Exercise requirements => In the data below, which lines hold the word "Компьютер"? Copy them.

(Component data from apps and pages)

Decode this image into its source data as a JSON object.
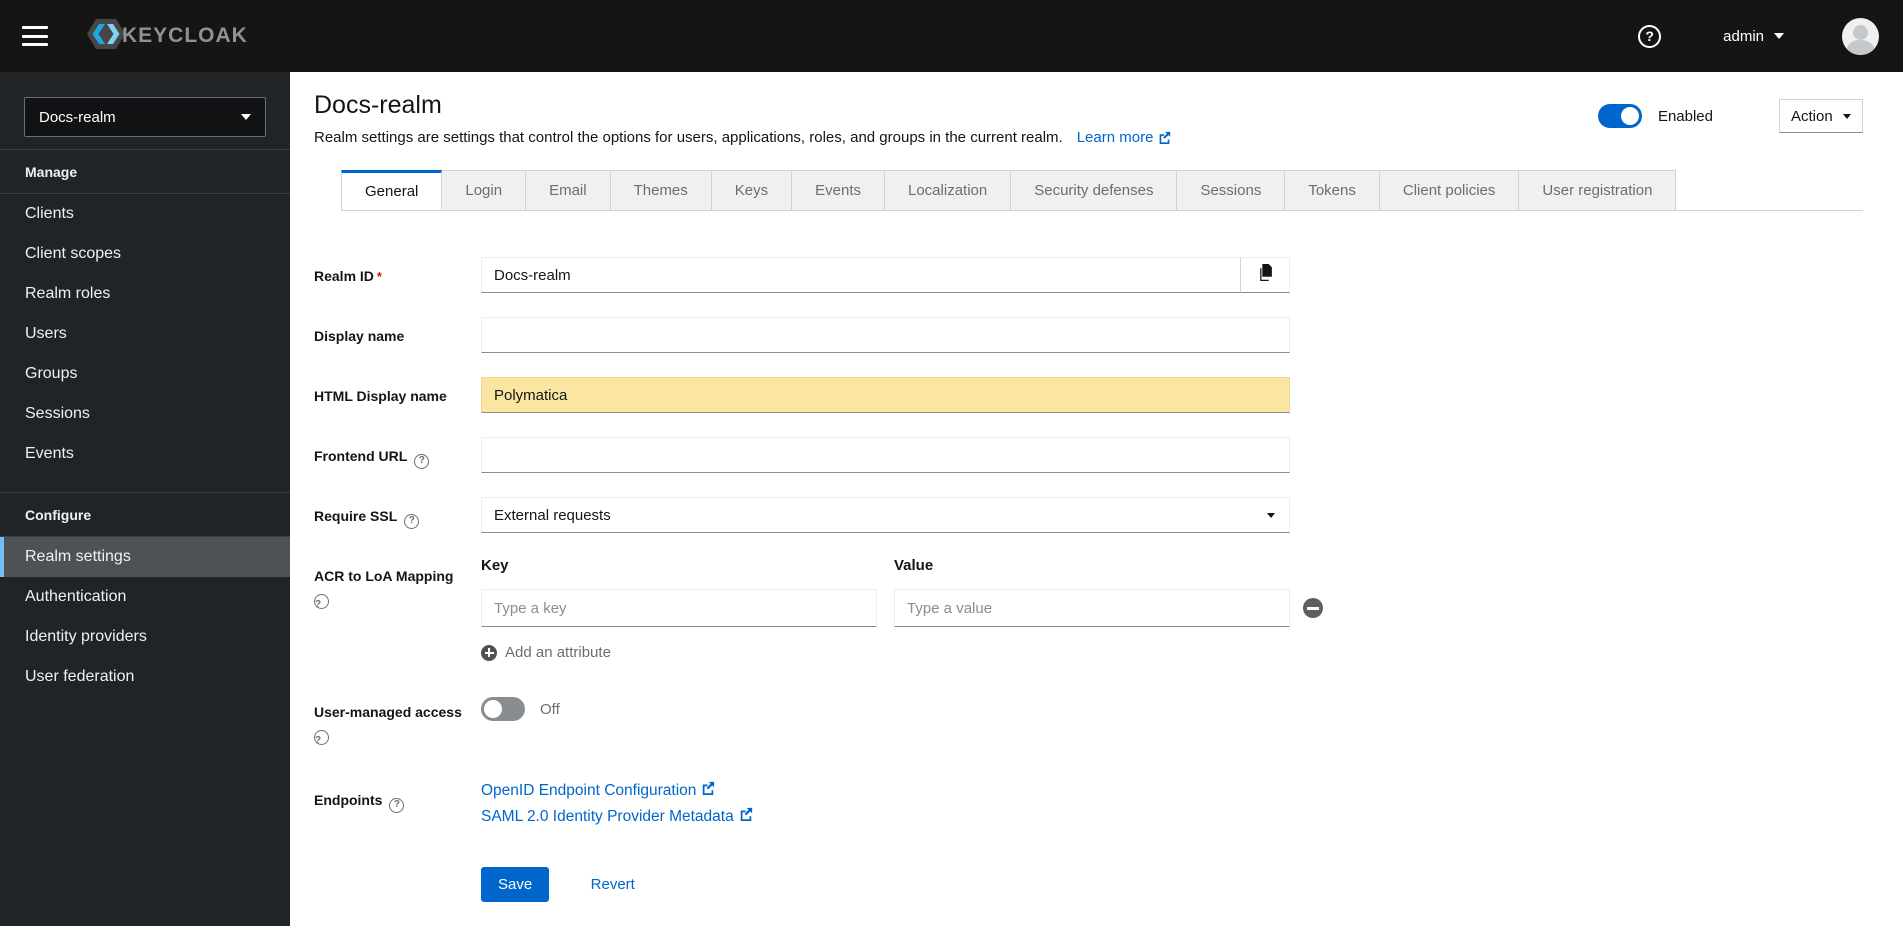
{
  "masthead": {
    "brand": "KEYCLOAK",
    "user": "admin"
  },
  "sidebar": {
    "realm_selector": "Docs-realm",
    "sections": [
      {
        "label": "Manage",
        "items": [
          {
            "label": "Clients"
          },
          {
            "label": "Client scopes"
          },
          {
            "label": "Realm roles"
          },
          {
            "label": "Users"
          },
          {
            "label": "Groups"
          },
          {
            "label": "Sessions"
          },
          {
            "label": "Events"
          }
        ]
      },
      {
        "label": "Configure",
        "items": [
          {
            "label": "Realm settings",
            "selected": true
          },
          {
            "label": "Authentication"
          },
          {
            "label": "Identity providers"
          },
          {
            "label": "User federation"
          }
        ]
      }
    ]
  },
  "header": {
    "title": "Docs-realm",
    "description": "Realm settings are settings that control the options for users, applications, roles, and groups in the current realm.",
    "learn_more": "Learn more",
    "enabled_label": "Enabled",
    "action_label": "Action"
  },
  "tabs": [
    {
      "label": "General",
      "active": true
    },
    {
      "label": "Login"
    },
    {
      "label": "Email"
    },
    {
      "label": "Themes"
    },
    {
      "label": "Keys"
    },
    {
      "label": "Events"
    },
    {
      "label": "Localization"
    },
    {
      "label": "Security defenses"
    },
    {
      "label": "Sessions"
    },
    {
      "label": "Tokens"
    },
    {
      "label": "Client policies"
    },
    {
      "label": "User registration"
    }
  ],
  "form": {
    "realm_id": {
      "label": "Realm ID",
      "required": "*",
      "value": "Docs-realm"
    },
    "display_name": {
      "label": "Display name",
      "value": ""
    },
    "html_display_name": {
      "label": "HTML Display name",
      "value": "Polymatica"
    },
    "frontend_url": {
      "label": "Frontend URL",
      "value": ""
    },
    "require_ssl": {
      "label": "Require SSL",
      "value": "External requests"
    },
    "acr_loa": {
      "label": "ACR to LoA Mapping",
      "key_header": "Key",
      "value_header": "Value",
      "key_placeholder": "Type a key",
      "value_placeholder": "Type a value",
      "add_label": "Add an attribute"
    },
    "uma": {
      "label": "User-managed access",
      "state": "Off"
    },
    "endpoints": {
      "label": "Endpoints",
      "links": [
        {
          "label": "OpenID Endpoint Configuration"
        },
        {
          "label": "SAML 2.0 Identity Provider Metadata"
        }
      ]
    },
    "save_label": "Save",
    "revert_label": "Revert"
  },
  "colors": {
    "accent": "#0066cc",
    "masthead_bg": "#151515",
    "sidebar_bg": "#212427",
    "nav_selected_bg": "#4f5255",
    "nav_selected_accent": "#73bcf7",
    "autofill_highlight": "#fae6a0",
    "required_red": "#c9190b"
  }
}
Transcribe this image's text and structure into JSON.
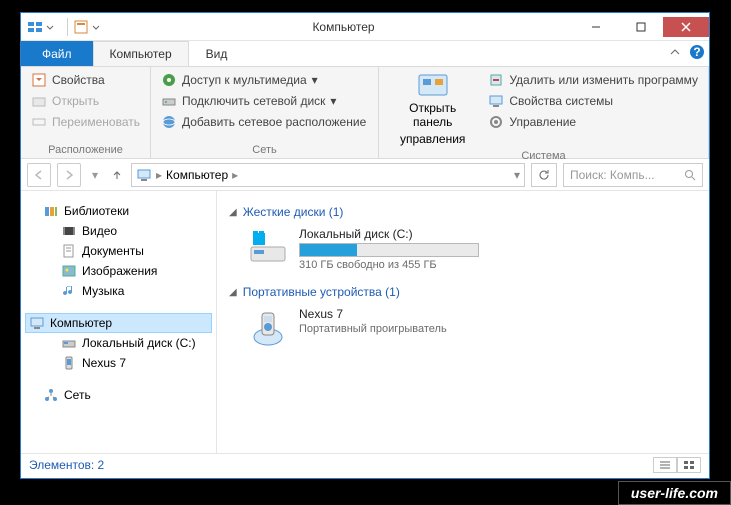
{
  "title": "Компьютер",
  "tabs": {
    "file": "Файл",
    "computer": "Компьютер",
    "view": "Вид"
  },
  "ribbon": {
    "location": {
      "label": "Расположение",
      "properties": "Свойства",
      "open": "Открыть",
      "rename": "Переименовать"
    },
    "network": {
      "label": "Сеть",
      "media": "Доступ к мультимедиа",
      "mapdrive": "Подключить сетевой диск",
      "addloc": "Добавить сетевое расположение"
    },
    "controlpanel": {
      "line1": "Открыть панель",
      "line2": "управления"
    },
    "system": {
      "label": "Система",
      "uninstall": "Удалить или изменить программу",
      "sysprops": "Свойства системы",
      "manage": "Управление"
    }
  },
  "nav": {
    "crumb": "Компьютер",
    "searchPlaceholder": "Поиск: Компь..."
  },
  "tree": {
    "libraries": "Библиотеки",
    "video": "Видео",
    "documents": "Документы",
    "pictures": "Изображения",
    "music": "Музыка",
    "computer": "Компьютер",
    "localdisk": "Локальный диск (C:)",
    "nexus": "Nexus 7",
    "network": "Сеть"
  },
  "groups": {
    "hdd": {
      "title": "Жесткие диски (1)",
      "disk": {
        "name": "Локальный диск (C:)",
        "free": "310 ГБ свободно из 455 ГБ",
        "fillPercent": 32
      }
    },
    "portable": {
      "title": "Портативные устройства (1)",
      "dev": {
        "name": "Nexus 7",
        "sub": "Портативный проигрыватель"
      }
    }
  },
  "status": "Элементов: 2",
  "watermark": "user-life.com"
}
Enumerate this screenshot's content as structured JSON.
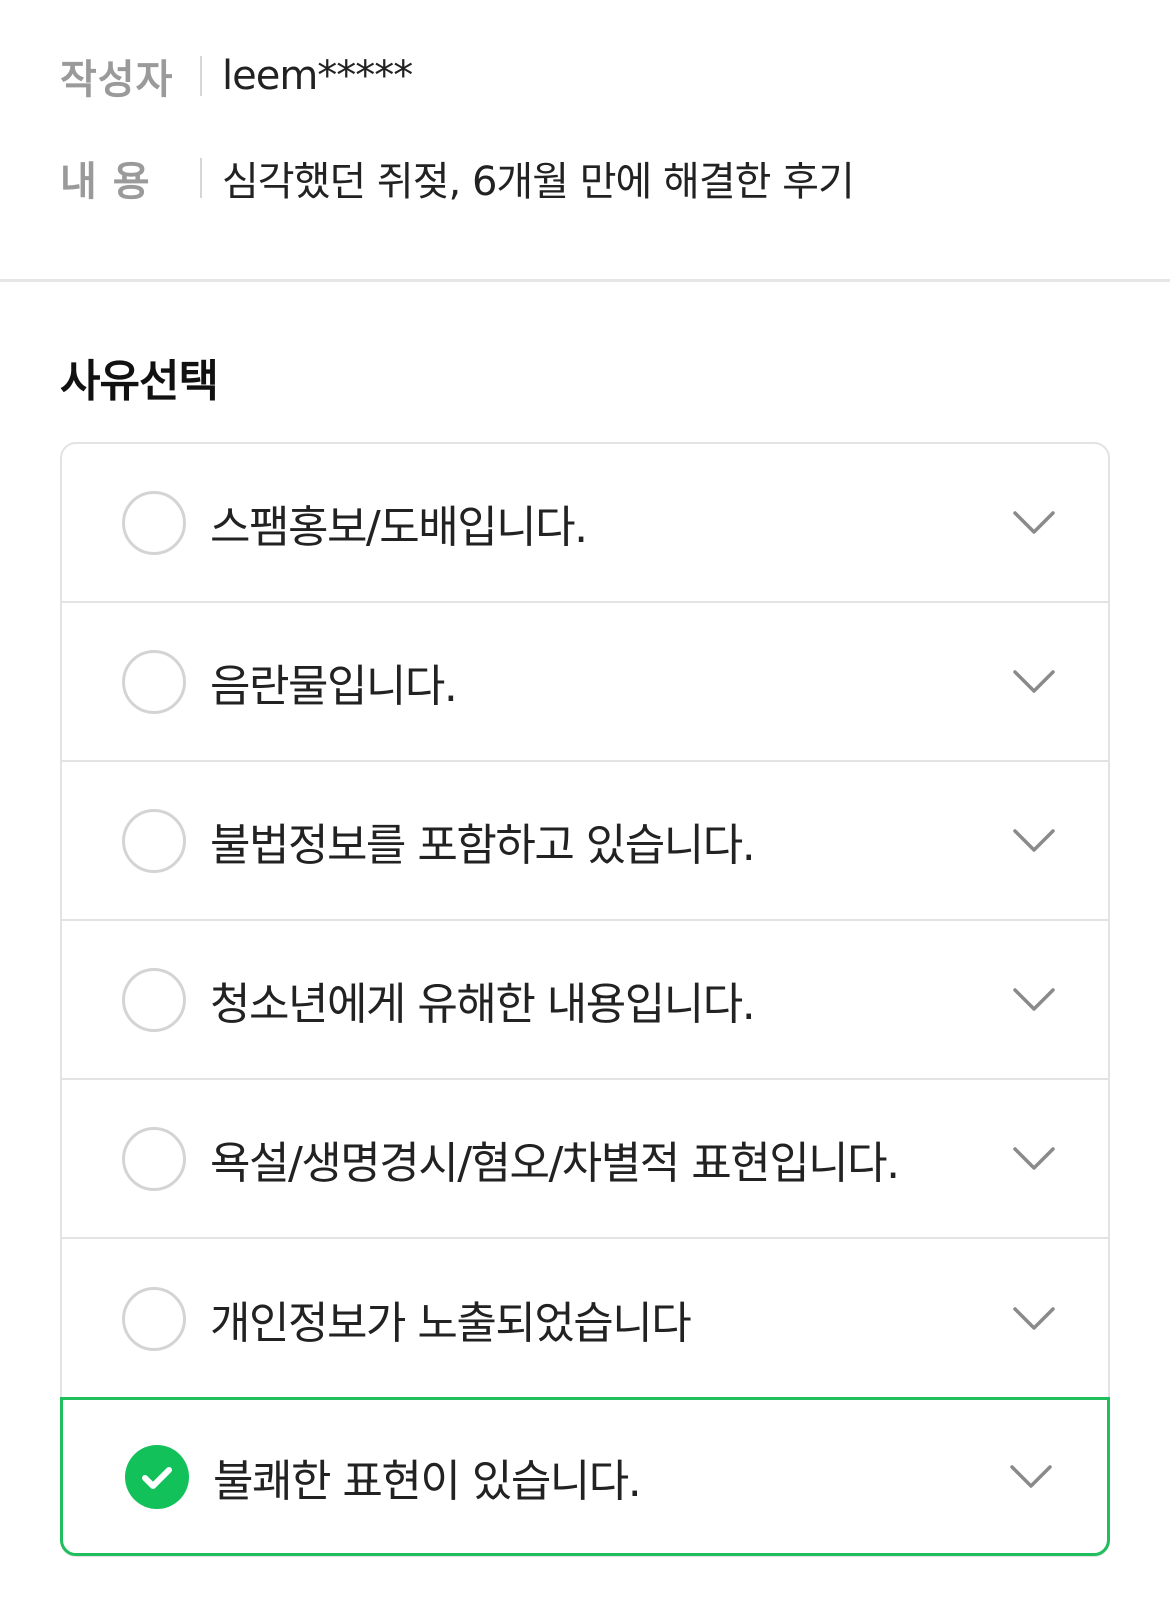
{
  "post_info": {
    "author_label": "작성자",
    "author_value": "leem*****",
    "content_label": "내 용",
    "content_value": "심각했던 쥐젖, 6개월 만에 해결한 후기"
  },
  "reason_section": {
    "title": "사유선택",
    "accent_color": "#12c15a",
    "reasons": [
      {
        "label": "스팸홍보/도배입니다.",
        "selected": false
      },
      {
        "label": "음란물입니다.",
        "selected": false
      },
      {
        "label": "불법정보를 포함하고 있습니다.",
        "selected": false
      },
      {
        "label": "청소년에게 유해한 내용입니다.",
        "selected": false
      },
      {
        "label": "욕설/생명경시/혐오/차별적 표현입니다.",
        "selected": false
      },
      {
        "label": "개인정보가 노출되었습니다",
        "selected": false
      },
      {
        "label": "불쾌한 표현이 있습니다.",
        "selected": true
      }
    ],
    "icons": {
      "radio": "radio-circle-icon",
      "checked": "check-icon",
      "expand": "chevron-down-icon"
    }
  }
}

Solution for this task =>
  "title": "Компьютер",
    "computer": "Компьютер",
    "crumb": "Компьютер",
    "computer": "Компьютер",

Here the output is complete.